[Exercise details]:
From the line containing "Transcribe this image's" through the last line of the records, print every line exactly and nothing more.

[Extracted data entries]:
┄┄┄┄┄┄┄┄┄┄┄┄┄┄┄┄┄┄┄┄

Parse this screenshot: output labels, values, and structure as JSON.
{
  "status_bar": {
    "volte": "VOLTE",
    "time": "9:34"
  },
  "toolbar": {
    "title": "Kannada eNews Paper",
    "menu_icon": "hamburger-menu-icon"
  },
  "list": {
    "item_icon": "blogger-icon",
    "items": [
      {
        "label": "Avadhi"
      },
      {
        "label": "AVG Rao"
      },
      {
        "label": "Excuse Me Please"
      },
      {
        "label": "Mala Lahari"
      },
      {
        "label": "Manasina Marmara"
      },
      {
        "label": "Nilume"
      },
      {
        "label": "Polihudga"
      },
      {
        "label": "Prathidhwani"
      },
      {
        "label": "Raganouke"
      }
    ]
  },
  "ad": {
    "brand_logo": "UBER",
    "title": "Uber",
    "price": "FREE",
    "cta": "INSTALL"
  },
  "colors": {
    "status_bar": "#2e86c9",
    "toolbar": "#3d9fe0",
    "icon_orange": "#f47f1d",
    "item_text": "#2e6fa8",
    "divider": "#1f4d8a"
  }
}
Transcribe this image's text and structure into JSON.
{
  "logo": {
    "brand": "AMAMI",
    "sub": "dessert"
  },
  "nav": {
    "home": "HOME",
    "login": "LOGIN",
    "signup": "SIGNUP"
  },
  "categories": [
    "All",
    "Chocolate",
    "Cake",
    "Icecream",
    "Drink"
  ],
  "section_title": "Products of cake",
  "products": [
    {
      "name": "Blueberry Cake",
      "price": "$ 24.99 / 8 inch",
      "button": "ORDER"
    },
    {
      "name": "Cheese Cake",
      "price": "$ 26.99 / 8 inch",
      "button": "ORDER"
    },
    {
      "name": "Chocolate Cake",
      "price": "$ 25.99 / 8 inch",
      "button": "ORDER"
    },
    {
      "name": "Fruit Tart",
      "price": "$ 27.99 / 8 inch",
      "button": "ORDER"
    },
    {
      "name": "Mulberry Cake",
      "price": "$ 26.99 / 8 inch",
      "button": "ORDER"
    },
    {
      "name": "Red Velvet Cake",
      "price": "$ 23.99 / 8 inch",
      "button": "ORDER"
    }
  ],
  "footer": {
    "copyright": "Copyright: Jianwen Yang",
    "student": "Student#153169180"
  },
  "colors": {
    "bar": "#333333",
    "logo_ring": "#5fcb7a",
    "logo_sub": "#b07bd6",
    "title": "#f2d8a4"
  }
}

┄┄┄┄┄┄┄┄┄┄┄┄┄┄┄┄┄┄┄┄

[Solution to the problem]:
Transcribe this image's text and structure into JSON.
{
  "logo": {
    "brand": "AMAMI",
    "sub": "dessert"
  },
  "nav": {
    "home": "HOME",
    "login": "LOGIN",
    "signup": "SIGNUP"
  },
  "categories": [
    "All",
    "Chocolate",
    "Cake",
    "Icecream",
    "Drink"
  ],
  "section_title": "Products of cake",
  "products": [
    {
      "name": "Blueberry Cake",
      "price": "$ 24.99 / 8 inch",
      "button": "ORDER"
    },
    {
      "name": "Cheese Cake",
      "price": "$ 26.99 / 8 inch",
      "button": "ORDER"
    },
    {
      "name": "Chocolate Cake",
      "price": "$ 25.99 / 8 inch",
      "button": "ORDER"
    },
    {
      "name": "Fruit Tart",
      "price": "$ 27.99 / 8 inch",
      "button": "ORDER"
    },
    {
      "name": "Mulberry Cake",
      "price": "$ 26.99 / 8 inch",
      "button": "ORDER"
    },
    {
      "name": "Red Velvet Cake",
      "price": "$ 23.99 / 8 inch",
      "button": "ORDER"
    }
  ],
  "footer": {
    "copyright": "Copyright: Jianwen Yang",
    "student": "Student#153169180"
  },
  "colors": {
    "bar": "#333333",
    "logo_ring": "#5fcb7a",
    "logo_sub": "#b07bd6",
    "title": "#f2d8a4"
  }
}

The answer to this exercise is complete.